Fed up with her abusive family situation, lack of school prospects and the “boys’ law” in the neighborhood, Marieme (Karidja Touré) starts a new life after meeting a group of three free-spirited girls. She changes her name, her style, drops out of school and starts stealing to be accepted into the gang. Tomboy director Celine Sciamma may not approve of these choices but she revels in the exuberance of adolescent discovery - the euphoria of first love, fast friends, and living on the edge - while lip-synching to Rihanna.
“It’s the feminist answer to Boyhood, yet it manages to dig deeper ... Girlhood is one of the most exceptional films you’ll see this year. Truly a must-see. Highly recommended!” — Jeff Nelson, DVD Talk
"One of the best coming of age movies in years!" — Eric Kohn, Indiewire
"Beautifully observed, precisely directed and acted with wonderful conviction, it pulls us into the life of its protagonist in a deeply involving way." — Kenneth Turan, LA Times
Diagnosed with Alzheimer’s in 2011, legendary singer and guitarist Glen Campbell decided to allow actor-director James Keach access to follow him on what would become his farewell tour. It’s a doubly courageous gesture, and something that could have backfired easily - but backed by a band of family and friends, Campbell demonstrates he still has the musical chops to perform classics like Wichita Lineman and to carry the entire house with him. You will smile, you will cry, and you come away with a renewed appreciation for a remarkable man.
"Warm and moving."
“Glen Campbell: I’ll Be Me” follows the country pop singer on what has to be one of the most amazing farewell concert tours in music history. In this splendid documentary, we see Campbell’s suffering from Alzheimer’s disease, yet we also share his triumph as he embarks on an ambitious series of performances across the country — his guitar and singing skills remarkably intact. The result is a film that’s exhilarating, wistful, inspiring and haunting. This is in no small part to the folksy presence of Glen Campbell, who has a down-to-earth sense of humor and an awareness of his affliction, even if he can’t remember much of anything."
— David Lewis, San Francisco Chronicle
Academy Award-winning documentarian Alex Gibney blows the lid off this secretive and sinister organization, a "religion" that incorporates the financial structure of pyramid scheme and bears all the hallmarks of a cult. Gibney talks to 8 former Scientologists, including Crash writer-director Paul Haggis and several senior officials now alienated from the organization. The film gives us the history of its bizarre founder L Ron Hubbard, and examines Scientology’s dubious dealings with the IRS and its disturbing exploitation of celebrities like Tom Cruise and John Travolta.
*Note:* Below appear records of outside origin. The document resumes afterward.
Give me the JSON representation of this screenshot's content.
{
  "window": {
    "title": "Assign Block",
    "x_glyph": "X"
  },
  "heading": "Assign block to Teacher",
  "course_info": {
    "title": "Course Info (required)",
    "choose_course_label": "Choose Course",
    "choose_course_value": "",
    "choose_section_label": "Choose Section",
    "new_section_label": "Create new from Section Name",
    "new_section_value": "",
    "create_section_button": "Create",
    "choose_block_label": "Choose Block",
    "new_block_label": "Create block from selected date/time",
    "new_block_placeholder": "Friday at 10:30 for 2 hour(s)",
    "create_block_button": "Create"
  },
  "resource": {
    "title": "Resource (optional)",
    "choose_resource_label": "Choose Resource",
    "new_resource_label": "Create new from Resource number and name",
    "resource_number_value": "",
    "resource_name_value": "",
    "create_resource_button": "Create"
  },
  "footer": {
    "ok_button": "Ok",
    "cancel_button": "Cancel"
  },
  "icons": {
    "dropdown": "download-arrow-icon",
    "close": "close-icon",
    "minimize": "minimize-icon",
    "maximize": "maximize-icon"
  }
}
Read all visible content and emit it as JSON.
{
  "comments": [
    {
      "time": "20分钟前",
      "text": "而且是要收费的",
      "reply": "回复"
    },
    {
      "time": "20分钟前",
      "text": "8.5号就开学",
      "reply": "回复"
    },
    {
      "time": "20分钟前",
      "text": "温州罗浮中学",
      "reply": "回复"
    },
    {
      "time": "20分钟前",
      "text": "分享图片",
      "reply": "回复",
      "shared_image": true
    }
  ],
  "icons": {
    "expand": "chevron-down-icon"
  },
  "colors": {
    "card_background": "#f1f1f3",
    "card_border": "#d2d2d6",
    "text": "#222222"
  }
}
"Jaw-dropping, scary, unnerving, even disturbingly funny." David Wiegand, San Francisco Chronicle
"The cult is right to be scared. Going Clear is spectacular stuff." Bilge Eberi, New York magazine
"A heat-seeking missile that doesn’t take long to find the heat." Verne Gay, Newsday